An inability to draw a straight line helped point Assistant Professor Nirnimesh Kumar in his career direction. During his undergraduate studies, Kumar quickly realized that designing ships was not a natural fit, so he transitioned to studying coastal and environmental engineering. There was no looking back.
Kumar joins UW CEE in September 2016, coming from the University of California, San Diego, where he was a postdoctoral scholar at the Scripps Institution of Oceanography. Originally from a small town in east India, Kumar earned his bachelor’s degree at the Indian Institute of Technology in West Bengal, India, where he studied ocean engineering and naval architecture. During his second year in the program, while Kumar was learning how to design ships, his interest in coastal and environmental engineering was piqued during the 2004 Indian Ocean Tsunami.
“I was intrigued by how the tsunami waves propagate through the ocean, interact with the coast, and how we can mathematically model them,” Kumar said. “This topic eventually became my bachelor’s thesis project.”

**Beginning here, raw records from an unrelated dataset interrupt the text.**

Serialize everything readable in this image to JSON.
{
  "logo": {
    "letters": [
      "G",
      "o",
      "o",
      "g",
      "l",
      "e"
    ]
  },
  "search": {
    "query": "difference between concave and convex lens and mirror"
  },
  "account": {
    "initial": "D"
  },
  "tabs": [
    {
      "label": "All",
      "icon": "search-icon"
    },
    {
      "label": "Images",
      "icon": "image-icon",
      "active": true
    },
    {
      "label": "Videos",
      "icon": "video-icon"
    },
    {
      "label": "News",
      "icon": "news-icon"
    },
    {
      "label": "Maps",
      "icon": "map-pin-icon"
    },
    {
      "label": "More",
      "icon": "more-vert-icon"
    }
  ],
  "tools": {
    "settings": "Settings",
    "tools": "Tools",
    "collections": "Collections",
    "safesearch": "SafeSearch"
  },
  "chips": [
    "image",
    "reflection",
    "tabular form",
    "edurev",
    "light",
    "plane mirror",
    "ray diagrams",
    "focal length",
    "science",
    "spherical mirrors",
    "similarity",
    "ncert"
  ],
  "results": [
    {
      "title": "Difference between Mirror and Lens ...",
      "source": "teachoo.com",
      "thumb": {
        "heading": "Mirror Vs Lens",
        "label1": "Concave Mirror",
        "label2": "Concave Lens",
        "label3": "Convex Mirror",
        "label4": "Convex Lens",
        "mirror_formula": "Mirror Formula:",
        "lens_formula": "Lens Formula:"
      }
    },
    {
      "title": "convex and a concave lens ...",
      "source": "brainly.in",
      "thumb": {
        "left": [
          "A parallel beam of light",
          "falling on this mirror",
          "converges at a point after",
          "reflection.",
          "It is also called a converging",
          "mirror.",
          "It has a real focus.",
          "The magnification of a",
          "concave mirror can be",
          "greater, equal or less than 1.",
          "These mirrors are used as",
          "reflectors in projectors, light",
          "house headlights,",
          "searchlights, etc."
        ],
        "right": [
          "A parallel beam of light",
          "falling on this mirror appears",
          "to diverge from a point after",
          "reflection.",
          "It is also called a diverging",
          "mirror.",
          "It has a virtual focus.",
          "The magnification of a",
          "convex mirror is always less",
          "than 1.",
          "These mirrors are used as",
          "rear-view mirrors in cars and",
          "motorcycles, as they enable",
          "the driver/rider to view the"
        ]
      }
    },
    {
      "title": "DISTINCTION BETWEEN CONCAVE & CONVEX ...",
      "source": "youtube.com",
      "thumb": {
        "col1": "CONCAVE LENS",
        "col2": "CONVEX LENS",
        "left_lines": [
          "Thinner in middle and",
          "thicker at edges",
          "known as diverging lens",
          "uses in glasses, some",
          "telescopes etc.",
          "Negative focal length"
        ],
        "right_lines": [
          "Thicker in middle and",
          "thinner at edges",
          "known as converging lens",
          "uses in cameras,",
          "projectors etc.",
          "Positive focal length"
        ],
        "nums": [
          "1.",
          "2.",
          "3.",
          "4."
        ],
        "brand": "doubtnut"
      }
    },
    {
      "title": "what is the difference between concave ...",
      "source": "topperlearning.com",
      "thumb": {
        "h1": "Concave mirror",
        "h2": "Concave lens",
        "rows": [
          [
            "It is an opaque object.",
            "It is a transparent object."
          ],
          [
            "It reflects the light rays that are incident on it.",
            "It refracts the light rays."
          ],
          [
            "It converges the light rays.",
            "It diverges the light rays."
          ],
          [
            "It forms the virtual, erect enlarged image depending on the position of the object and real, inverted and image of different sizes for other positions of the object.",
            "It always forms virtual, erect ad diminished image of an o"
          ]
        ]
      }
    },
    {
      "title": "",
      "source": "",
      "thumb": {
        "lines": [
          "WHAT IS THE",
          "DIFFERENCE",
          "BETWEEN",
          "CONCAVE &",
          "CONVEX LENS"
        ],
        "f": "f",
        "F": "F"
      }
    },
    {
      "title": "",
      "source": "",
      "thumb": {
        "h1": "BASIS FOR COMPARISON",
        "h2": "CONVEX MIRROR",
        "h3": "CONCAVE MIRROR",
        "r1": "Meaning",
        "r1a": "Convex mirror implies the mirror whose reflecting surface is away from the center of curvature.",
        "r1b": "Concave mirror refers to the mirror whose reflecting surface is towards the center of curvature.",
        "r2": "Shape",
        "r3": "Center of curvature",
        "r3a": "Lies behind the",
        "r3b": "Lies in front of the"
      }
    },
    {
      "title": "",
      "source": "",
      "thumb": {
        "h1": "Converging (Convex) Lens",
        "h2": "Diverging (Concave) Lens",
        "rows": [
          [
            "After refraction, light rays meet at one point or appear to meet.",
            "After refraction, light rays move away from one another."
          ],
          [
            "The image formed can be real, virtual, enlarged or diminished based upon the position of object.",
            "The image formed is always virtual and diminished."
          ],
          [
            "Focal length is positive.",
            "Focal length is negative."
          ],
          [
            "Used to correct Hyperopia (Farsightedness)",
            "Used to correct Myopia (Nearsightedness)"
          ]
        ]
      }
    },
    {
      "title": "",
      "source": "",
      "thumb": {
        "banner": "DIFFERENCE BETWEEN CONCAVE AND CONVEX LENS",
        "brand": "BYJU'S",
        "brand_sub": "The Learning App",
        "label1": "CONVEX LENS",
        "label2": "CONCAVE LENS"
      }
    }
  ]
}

Following his undergraduate degree, Kumar relocated to the United States to earn a master’s degree in geological sciences and Ph.D. in marine science, both from the University of South Carolina.
Kumar’s decision to join UW was based on several factors. The CEE department is unique, he said, comprised of faculty with broad interests, which allows for a variety of research projects. He was also impressed with the level of collaboration with the Applied Physics Lab and the School of Oceanography.
“I look forward to conducting independent research and addressing new science questions along the Washington Coast,” Kumar said. “I am also eager to teach graduate and undergraduate students and start my own research lab.”
As a coastal physical oceanographer, Kumar studies the region of the ocean extending from the shoreline to a depth of 100 meters. Within this region, he studies how wind, surface waves, tides, buoyance and local water depth influence the circulation pattern. He also analyzes how long it takes for pollutants, contaminants, sediment and larvae to move from shallower to deeper water. To answer these questions, Kumar develops and applies numerical ocean models and uses field measurements. His field research employs acoustic, conductivity and temperature sensors and high-frequency radars to measure water quality.
“Coastal and environmental engineering allows me to use mathematical and physical principles to study something that evolves daily, such as how the waves propagate toward a beach, breaking and moving material around,” Kumar said.
During a recent NSF-funded project, Kumar oversaw modeling studies focused on injection of a large section of coastal water with non-toxic florescent pink dye. This tracked how pollutants and other contaminants traveled across the United States-Mexico border, with the goal of developing models to dilute pollution and predict water safety.
Kumar has been cited more than 150 times for his work in ocean sciences modeling and continues to be a reviewer for publications like Coastal Engineering, Ocean Modeling, and the Journal of Geophysical Research.
Kumar and his wife are looking forward to settling in Seattle and enjoying city life.